The audience really can set the mood for an evening. Despite the casual, backroom feel of the Havana Theatre (or maybe because of it) Tomo Suru Players’ About Love Festival was received with enthusiasm and generosity. The sold-out house had a supportive community feel that gave the actors the permission to throw themselves into this quirky collection of short plays.
The premise was simple - each play, selected from over 200 submissions in 9 different countries, could not be more than 10 minutes and had to be about (you guessed it!) love, in whatever iteration it might manifest. The tone of each play varied wildly and often shifted drastically from one to the next, broken up only by a folksy duo of live acoustic guitars playing gentle love songs. The directing styles were also in stark contrast with one another - hyper-realist, sitcom-like, melodramatic, stark and lonely, and some almost balletic. Despite these differences, the audience was asked to vote for their favourite actors and plays.

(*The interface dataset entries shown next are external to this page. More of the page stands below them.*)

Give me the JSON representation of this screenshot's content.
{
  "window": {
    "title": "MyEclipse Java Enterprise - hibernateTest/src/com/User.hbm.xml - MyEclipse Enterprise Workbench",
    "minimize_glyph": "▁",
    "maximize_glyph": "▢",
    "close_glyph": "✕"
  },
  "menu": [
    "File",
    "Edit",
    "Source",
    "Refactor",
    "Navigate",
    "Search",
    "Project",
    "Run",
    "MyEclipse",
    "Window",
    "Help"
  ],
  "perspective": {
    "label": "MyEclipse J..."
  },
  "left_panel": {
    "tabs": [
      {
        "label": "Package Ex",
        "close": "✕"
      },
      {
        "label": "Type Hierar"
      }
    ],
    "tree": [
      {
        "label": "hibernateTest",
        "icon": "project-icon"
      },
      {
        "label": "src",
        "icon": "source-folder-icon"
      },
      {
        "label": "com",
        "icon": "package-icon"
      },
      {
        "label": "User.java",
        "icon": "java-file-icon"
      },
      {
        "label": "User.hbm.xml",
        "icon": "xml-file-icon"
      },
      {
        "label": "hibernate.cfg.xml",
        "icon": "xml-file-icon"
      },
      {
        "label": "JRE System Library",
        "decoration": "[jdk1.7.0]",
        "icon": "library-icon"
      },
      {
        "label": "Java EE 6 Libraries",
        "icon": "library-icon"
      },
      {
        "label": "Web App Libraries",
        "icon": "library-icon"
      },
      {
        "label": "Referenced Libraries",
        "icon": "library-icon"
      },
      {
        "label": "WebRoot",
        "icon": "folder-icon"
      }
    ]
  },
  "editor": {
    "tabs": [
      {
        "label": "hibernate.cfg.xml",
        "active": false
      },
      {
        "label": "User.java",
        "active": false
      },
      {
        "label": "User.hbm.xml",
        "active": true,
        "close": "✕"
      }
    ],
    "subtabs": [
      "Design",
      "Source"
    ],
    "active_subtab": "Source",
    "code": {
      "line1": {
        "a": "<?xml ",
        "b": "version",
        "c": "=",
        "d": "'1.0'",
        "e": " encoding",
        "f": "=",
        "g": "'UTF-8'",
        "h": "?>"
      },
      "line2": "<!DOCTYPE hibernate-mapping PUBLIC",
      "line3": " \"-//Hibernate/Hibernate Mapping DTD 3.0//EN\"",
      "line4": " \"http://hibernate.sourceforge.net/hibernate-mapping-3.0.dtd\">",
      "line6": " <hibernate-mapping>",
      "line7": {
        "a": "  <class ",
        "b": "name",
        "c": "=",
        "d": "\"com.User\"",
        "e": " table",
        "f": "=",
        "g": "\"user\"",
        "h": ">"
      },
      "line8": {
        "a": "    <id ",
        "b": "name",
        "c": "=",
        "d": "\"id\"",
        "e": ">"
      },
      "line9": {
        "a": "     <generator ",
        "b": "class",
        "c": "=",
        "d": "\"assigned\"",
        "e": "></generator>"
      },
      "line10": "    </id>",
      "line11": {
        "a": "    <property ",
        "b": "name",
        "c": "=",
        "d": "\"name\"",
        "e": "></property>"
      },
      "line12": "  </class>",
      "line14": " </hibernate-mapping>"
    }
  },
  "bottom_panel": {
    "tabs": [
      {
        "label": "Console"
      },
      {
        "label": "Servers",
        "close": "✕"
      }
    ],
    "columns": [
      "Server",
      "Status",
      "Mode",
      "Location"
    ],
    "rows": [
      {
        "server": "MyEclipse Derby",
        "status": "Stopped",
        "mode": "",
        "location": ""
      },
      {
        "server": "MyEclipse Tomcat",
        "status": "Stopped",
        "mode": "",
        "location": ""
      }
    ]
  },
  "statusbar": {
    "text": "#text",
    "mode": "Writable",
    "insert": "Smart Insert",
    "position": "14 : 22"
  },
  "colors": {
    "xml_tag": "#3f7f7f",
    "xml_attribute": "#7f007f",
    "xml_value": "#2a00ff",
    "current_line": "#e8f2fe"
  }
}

Judges will make the final decision and award special prizes at the end of the festival. I truly appreciate theatrical events of this nature. It creates opportunities for a slew of up-and-coming directors, performers and writers to showcase their skills and hone their craft in a relaxed and low-pressure setting, while still being adjudicated and receiving beneficial feedback.
If I had to choose my favourites, one would be the hilarious and vulgar “Carrots, Baby” by local writer Allyson Fournier, directed and performed with perfect pacing and energy by Justin Anthony (director), Rhea Casido, Haris Amiri and James Challis (the actors). “The Off-Chance” also had me smiling throughout, thanks to the cosmic chemistry of Mallory James and Elijah Silva. The clever conceit of “Small and Almost Honest” could have felt gimmicky, but was treated delicately enough to effective by director Tricia Trinh and the four women portraying two lovers.
So what does this series of short plays (compared to speed-dating by Artistic Director Gerald Williams, and with good reason) have to say About Love? That is difficult to quantify. It will be different for everyone. Each audience member will get something out of it, but almost certainly will see themselves in at least one of the stories.
One thing that struck me as we moved through these diverse stories and characters was how few of them had healthy relationships. Fair enough, as happy love stories don’t exactly make for compelling drama. Who wants to see two happy, emotionally mature people in love and content with their lives? Instead we got blind dates, chance encounters, emotional abuse, entitlement, perversion, obsession, dissatisfied people who settle, and loved ones dead or dying. These are all warped and subverted versions of real love - some might argue that love is lacking in many of these relationships.
That being said, my own personal definition of love might be too broad or too narrow. Insightful moments in “ROAD” and “Miserable” come from characters realizing that they haven’t experienced real love yet and will continue searching until they do. The sweetest, most honest look at the cost of loving someone so completely was a scene between a father and a child in Deanna Kruger’s “Paul and Petandra”. Whether it is infatuation or true love, it is up to us and those we love to define what we believe love to be.
It’s a emotional roller coaster ride of an evening, with plenty of laughs, thoughts provoked, and a gut-punch or two. I look forward to hearing the results and I hope the run is successful enough that this model can continue to be replicated. There was certainly plenty of love between the audience and performers on the night I attended, and that love facilitated some unforgettable theatre.
For information and tickets
Tomo Suru Players presents A Festival of Short Plays: About Love at the Havana Theatre until June 18, 2017.